The combat is simple, chaotic, and fun. God Arc weapons can swap between melee and ranged forms, and also come equipped with a shield. Ranged ammo is fueled by Oracle Points, which are then filled by successful melee attacks. The Oracle system forces players to switch back and forth between ranged and melee, which sets the pace of combat to a fun dance between you and the Aragami. It’s not elegant but it is satisfying enough, especially when the newly featured Blood Arts are integrated.
Blood Arts are equipable skills which add both passive and active abilities to melee weapons. Each weapon has a skill tree full of Blood Arts which can be equipped before a mission to change a characteristic of the weapon to do more damage, add an elemental attribute, or a powerful special attack. Blood Arts are leveled up through use, opening up new paths in the tree and giving access to new skills for the weapon.

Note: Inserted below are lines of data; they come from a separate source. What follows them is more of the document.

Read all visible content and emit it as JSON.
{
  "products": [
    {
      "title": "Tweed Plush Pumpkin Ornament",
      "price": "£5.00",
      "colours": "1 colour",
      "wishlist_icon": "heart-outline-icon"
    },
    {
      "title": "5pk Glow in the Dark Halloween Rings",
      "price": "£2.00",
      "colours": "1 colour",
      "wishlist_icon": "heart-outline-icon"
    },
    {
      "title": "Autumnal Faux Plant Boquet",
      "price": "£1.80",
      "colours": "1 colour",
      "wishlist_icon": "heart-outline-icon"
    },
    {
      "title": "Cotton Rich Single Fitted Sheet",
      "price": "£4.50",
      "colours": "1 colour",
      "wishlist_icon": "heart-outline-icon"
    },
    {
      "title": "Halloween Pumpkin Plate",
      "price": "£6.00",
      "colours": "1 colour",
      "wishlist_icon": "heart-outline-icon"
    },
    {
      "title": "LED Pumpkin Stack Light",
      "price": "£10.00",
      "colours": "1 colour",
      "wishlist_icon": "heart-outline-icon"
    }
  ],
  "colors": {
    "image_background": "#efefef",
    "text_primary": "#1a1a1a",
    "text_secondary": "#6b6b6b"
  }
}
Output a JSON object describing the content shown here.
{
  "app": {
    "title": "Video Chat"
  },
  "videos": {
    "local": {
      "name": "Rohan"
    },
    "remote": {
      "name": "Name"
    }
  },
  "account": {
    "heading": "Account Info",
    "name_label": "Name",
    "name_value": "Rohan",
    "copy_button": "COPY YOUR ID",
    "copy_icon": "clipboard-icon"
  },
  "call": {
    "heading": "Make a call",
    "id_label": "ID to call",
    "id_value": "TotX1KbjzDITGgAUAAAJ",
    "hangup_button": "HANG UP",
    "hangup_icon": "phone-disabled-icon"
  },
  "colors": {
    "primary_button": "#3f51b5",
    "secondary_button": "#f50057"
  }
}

The final piece of the game is the crafting, which can be as deep or shallow as you want. The pursuit of materials for better gear is really the motivation for playing any hunting game. God Eater 2: Rage Burst has systems in place to limit the amount of grinding required to craft and upgrade weapons. This is something for which I can’t thank them enough since the game already recycles maps and monsters when playing naturally. Of the six melee weapons, four guns, and three shields that make up the God Arc arsenal I didn’t have a favorite. I tended to upgrade what I could, when I could, and used the weapon that suited the mission best. It all felt natural, and maybe it speaks to the depth of the game, but I wasn’t looking to get bogged down in alchemizing the perfect loadout. I simply wanted to slay monsters with over-sized weapons and this is a great place to do so.
I want to touch on some of the superficial aspects of God Eater 2: Rage Burst. One of the biggest draws of the game was being able to play God Eater on a non-handheld platform. Even though hunting games are rooted in the mobile culture of Japan, the preference in the West is online play, making the console/PC ports a welcome addition. Playing on PC looks great with a locked 60 FPS, but unfortunately this does not cover the handheld origins of the game. The environments are small and empty with textures reminiscent of the PS2 era. Again, all of this is superficial but is worthy of note as I find it weird that the series has made the jump to new hardware, but has yet to shed its handheld skin.
Although the game is fine solo, the hunting genre is all about co-op play and God Eater 2: Rage Burst is no exception. This is even more apparent since the AI in the game is lobotomized and act as meat shields while you cut away at the Aragami. If you can, you should convince a crew of 2-4 people who are interested in stepping into this style of game, because the game feels like it is designed around playing with a semi-dedicated group. Craft up some weapons to compliment each other and assign roles, like heavy hitter, ranged expert, support healer to really get the most out of your god eating.
I’m happy God Eater 2: Rage Burst exists, but I had hoped for a larger effort from a sequel. The recycling of assets and obvious handheld wrinkles makes it feel more like an expansion; a sidestep rather than moving the series forward. The addition of Blood Arts adds a new layer the simple combat, but I can’t help but wonder why they weren’t integrated into the remake, God Eater Resurrection. If you are wondering about playing through Resurrection before Rage Burst, I would opt for going straight to Rage Burst; much of the content from the first is included, and the Blood Arts are a necessary addition to the combat. Rage Burst is a great entry point into the genre and series. If you and a group of friends have been afraid to tackle Monster Hunter I would say step into the buffet line and start feasting on some deities. God Eater 2: Rage Burst grew on me. It is flawed, but it fills the need for an accessible hunting game. Just be ready for anime, lots and lots of anime.
The Co-Op Experience: Up to four players can team up to progress through the entirety of the game's story missions and side missions. Players all earn rewards for completing missions and have access to almost all of the game's features while playing together (Character Episodes for NPCs cannot be played in a group)
Co-Optimus game reviews focus on the cooperative experience of a game, our final score graphic represents this experience along with an average score for the game overall. For an explanation of our scores please check our Review Score Explanation Guide.